=== DESCRIPTION OF THE TASK ===
Output the records in full, exactly as given.

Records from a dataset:
--------

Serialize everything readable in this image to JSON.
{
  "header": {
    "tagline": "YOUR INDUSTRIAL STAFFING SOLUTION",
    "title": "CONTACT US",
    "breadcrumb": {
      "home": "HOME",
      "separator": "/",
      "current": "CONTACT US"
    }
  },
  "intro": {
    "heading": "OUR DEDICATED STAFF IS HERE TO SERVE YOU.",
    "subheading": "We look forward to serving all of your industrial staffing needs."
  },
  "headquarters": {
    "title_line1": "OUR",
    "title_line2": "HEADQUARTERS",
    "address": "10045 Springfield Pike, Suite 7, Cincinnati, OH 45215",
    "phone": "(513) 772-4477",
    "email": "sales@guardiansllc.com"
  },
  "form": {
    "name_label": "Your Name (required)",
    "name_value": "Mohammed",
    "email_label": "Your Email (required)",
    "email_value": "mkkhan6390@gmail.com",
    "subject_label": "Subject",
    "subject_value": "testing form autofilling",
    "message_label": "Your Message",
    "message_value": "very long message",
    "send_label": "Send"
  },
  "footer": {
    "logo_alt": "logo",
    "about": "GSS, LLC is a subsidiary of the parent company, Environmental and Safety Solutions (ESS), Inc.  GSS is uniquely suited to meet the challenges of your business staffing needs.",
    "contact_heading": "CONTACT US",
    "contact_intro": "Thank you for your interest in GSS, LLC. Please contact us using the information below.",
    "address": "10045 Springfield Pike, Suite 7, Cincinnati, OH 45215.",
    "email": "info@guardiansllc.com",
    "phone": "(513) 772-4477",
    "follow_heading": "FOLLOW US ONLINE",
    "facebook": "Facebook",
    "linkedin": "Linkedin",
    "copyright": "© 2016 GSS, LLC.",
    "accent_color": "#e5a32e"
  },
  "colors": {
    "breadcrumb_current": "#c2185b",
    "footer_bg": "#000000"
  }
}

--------

=== ANSWER FOR THIS EXERCISE ===
Serialize everything readable in this image to JSON.
{
  "header": {
    "tagline": "YOUR INDUSTRIAL STAFFING SOLUTION",
    "title": "CONTACT US",
    "breadcrumb": {
      "home": "HOME",
      "separator": "/",
      "current": "CONTACT US"
    }
  },
  "intro": {
    "heading": "OUR DEDICATED STAFF IS HERE TO SERVE YOU.",
    "subheading": "We look forward to serving all of your industrial staffing needs."
  },
  "headquarters": {
    "title_line1": "OUR",
    "title_line2": "HEADQUARTERS",
    "address": "10045 Springfield Pike, Suite 7, Cincinnati, OH 45215",
    "phone": "(513) 772-4477",
    "email": "sales@guardiansllc.com"
  },
  "form": {
    "name_label": "Your Name (required)",
    "name_value": "Mohammed",
    "email_label": "Your Email (required)",
    "email_value": "mkkhan6390@gmail.com",
    "subject_label": "Subject",
    "subject_value": "testing form autofilling",
    "message_label": "Your Message",
    "message_value": "very long message",
    "send_label": "Send"
  },
  "footer": {
    "logo_alt": "logo",
    "about": "GSS, LLC is a subsidiary of the parent company, Environmental and Safety Solutions (ESS), Inc.  GSS is uniquely suited to meet the challenges of your business staffing needs.",
    "contact_heading": "CONTACT US",
    "contact_intro": "Thank you for your interest in GSS, LLC. Please contact us using the information below.",
    "address": "10045 Springfield Pike, Suite 7, Cincinnati, OH 45215.",
    "email": "info@guardiansllc.com",
    "phone": "(513) 772-4477",
    "follow_heading": "FOLLOW US ONLINE",
    "facebook": "Facebook",
    "linkedin": "Linkedin",
    "copyright": "© 2016 GSS, LLC.",
    "accent_color": "#e5a32e"
  },
  "colors": {
    "breadcrumb_current": "#c2185b",
    "footer_bg": "#000000"
  }
}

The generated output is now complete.